■ **TASK TO COMPLETE**
Report all lines of the records that contain "JSON".

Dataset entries
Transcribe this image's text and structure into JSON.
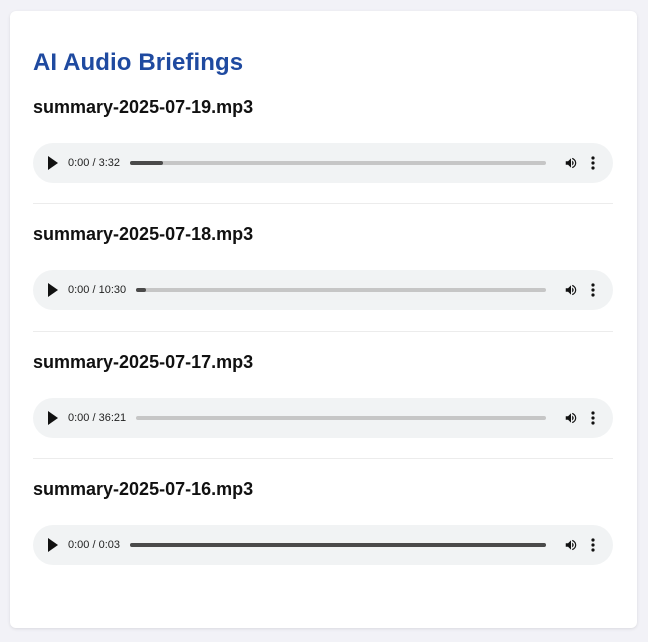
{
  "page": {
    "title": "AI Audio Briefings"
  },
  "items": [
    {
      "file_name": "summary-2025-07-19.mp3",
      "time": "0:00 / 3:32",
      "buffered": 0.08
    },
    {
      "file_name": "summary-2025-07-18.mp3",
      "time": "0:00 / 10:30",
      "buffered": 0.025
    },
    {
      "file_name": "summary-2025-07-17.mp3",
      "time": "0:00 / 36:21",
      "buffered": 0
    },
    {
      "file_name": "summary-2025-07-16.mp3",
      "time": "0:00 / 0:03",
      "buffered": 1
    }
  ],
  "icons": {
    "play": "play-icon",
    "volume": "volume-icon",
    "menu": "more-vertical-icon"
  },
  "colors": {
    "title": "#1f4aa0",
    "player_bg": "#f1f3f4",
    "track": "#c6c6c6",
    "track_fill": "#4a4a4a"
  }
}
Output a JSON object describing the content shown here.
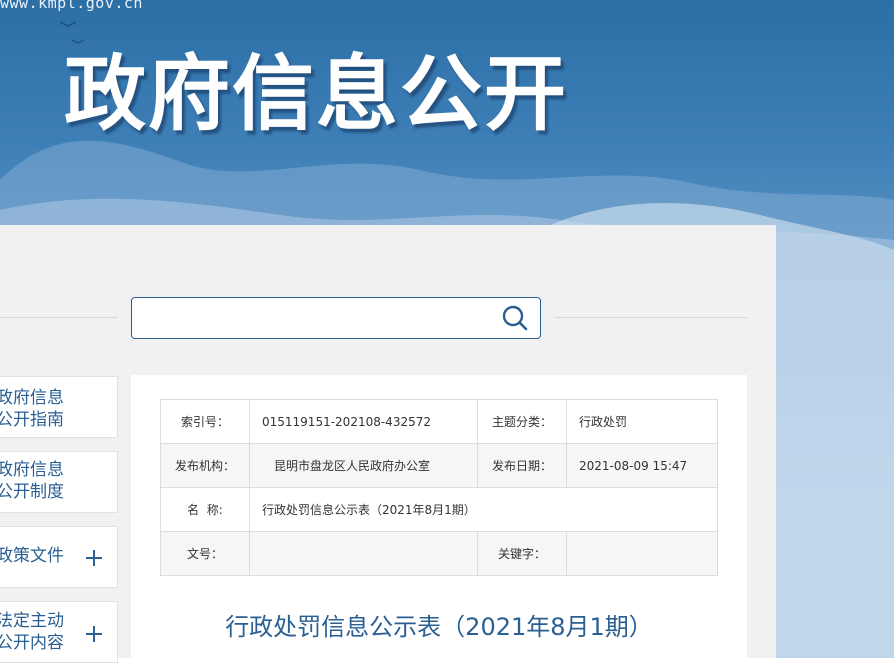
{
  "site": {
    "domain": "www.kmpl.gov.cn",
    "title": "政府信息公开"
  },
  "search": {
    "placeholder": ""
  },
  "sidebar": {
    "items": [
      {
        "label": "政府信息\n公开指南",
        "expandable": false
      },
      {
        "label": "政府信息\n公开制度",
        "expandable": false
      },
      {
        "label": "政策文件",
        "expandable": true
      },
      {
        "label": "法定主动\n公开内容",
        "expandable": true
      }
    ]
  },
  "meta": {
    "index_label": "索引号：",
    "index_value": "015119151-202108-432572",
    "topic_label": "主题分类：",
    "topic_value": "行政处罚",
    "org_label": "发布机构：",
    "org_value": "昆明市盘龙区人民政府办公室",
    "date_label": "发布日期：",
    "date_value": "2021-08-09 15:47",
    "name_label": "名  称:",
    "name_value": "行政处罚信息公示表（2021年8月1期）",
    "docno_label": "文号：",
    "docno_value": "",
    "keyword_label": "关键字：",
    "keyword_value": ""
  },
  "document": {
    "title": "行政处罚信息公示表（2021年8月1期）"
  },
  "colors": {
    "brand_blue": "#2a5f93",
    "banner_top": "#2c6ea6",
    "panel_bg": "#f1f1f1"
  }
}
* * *
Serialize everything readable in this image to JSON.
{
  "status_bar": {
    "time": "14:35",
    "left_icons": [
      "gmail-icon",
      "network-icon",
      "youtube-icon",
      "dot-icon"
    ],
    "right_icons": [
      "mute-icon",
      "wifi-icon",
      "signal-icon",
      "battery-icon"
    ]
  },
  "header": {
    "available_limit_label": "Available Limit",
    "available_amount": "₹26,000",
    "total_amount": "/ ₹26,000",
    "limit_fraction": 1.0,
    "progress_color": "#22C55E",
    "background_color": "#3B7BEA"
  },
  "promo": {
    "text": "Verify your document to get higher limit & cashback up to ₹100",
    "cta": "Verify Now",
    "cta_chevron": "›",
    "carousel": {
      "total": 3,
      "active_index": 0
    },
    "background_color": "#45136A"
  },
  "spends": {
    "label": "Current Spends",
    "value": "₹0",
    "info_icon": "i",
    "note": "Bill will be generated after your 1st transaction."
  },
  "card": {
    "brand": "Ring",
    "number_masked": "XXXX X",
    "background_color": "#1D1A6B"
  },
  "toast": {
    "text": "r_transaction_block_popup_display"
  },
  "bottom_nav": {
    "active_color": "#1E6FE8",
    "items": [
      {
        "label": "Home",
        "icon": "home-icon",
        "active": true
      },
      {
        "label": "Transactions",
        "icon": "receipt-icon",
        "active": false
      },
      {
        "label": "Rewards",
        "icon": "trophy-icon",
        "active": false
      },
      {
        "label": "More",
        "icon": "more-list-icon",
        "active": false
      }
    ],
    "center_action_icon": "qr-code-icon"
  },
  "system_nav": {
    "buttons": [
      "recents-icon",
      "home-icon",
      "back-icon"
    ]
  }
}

■ **EXERCISE RESULT**
Transcribe this image's text and structure into JSON.
Output a JSON object describing the content shown here.
Serialize everything readable in this image to JSON.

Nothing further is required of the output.